Quantum Teleportation, Not quite Beam me Scotty!
Scientists at The University of Geneva have successfully teleported a particle of light 25km. While it’s not exactly “Beam me up Scotty” material, Quantum Teleportation is still pretty cool. Computers are being built off this new technology, and they will shape the future of our communications.
I was quite a Star Trek fan as a kid. To be honest, it was just any science fiction. From Star Wars to Alex Mack, I loved it all. And while I’ve gotten taller, I haven’t really grown up. My inner-kid still gets super excited when any new scientific development resembles a gadget from my childhood. So when I heard about teleportation, I knew I had to find out more.
Quantum Mechanics is essentially the physics of the very very small. For example, it’s how electrons, protons as well as photons (particles of light) work. When you get down to this level, things don’t behave in a classical, or Newtonian, way.
To demonstrate this point, we have the “Schrodinger’s Cat Thought Experiment”. Erwin Schrodinger was an extremely prominent Quantum Physicist in the early 1900’s. He came up with this rather morbid thought experiment in 1935. A cat is put in a box where nobody can observe it. A contraption is set up which will let out a poisonous gas in the event that a particle decays. Quantum mechanics says that the particle is in a combination of states until an observation has been made. This means that the particle has both decayed and not-decayed at the same time. Which also means, that while the box is still closed, the cat is both dead and alive simultaneously. Like some dodgy, zombie apocalypse film.
Another area in quantum mechanics which is a little weird is called Entanglement. This is where two particles are connected in some unknown and spooky way. Think of two people on a seesaw. As one goes up, the other automatically goes down. Particles each have certain intrinsic properties which make them identifiable. For example, the charge is defined as positive (ie. a proton) or negative (an electron). Scientists also look at a property called spin, which describes the angular momentum of the particle. A particle is said to be either spin up or spin down.
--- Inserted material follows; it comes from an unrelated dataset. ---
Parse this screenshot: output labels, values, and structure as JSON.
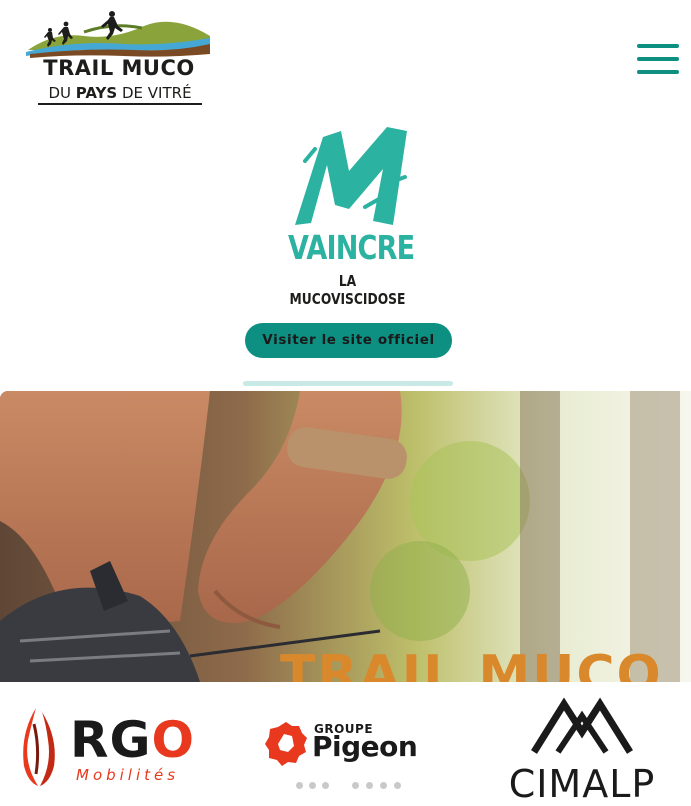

When two particles have become entangled, if one of them has spin up, the other must be spin down. The change of state of one automatically affects the state of the other, irrespective of distance. There is some unknown inner connection between the two.
The actual act of quantum teleportation is not what you would probably think. It’s almost more of a copy that is produced. Say you have a pair of entangled photons. Putting them in separate cardboard boxes, one is given to Alice, the other to Bob. Alice takes a peek at hers, and in doing so determines what state it is in. Bob then knows, without opening his lightweight delivery, exactly what is inside.
The new results in Geneva use a crystal as a type of storage device to teleport a photon. Rather than Alice and Bob, one of the entangled photons is sent to a crystal, while the other is sent along a rather long piece of optical fibre (25km to be exact). Yet another photon is sent after the second along the line of optical fibre, crashing into it and destroying both of them. The University of Geneva found that the information wasn’t destroyed on impact though, and was actually sent to the entangled pair in the crystal. The information is teleported instantaneously across this distance.
These crystals are home to the photonic information which is teleported. © GAP, University of Geneva (UNIGE). More info at Eurekalert.org
There is still a long way to go in quantum computing and communications, but this is an important step forward. A world of quantum computing would find us with ultrafast and extremely secure communications and networks.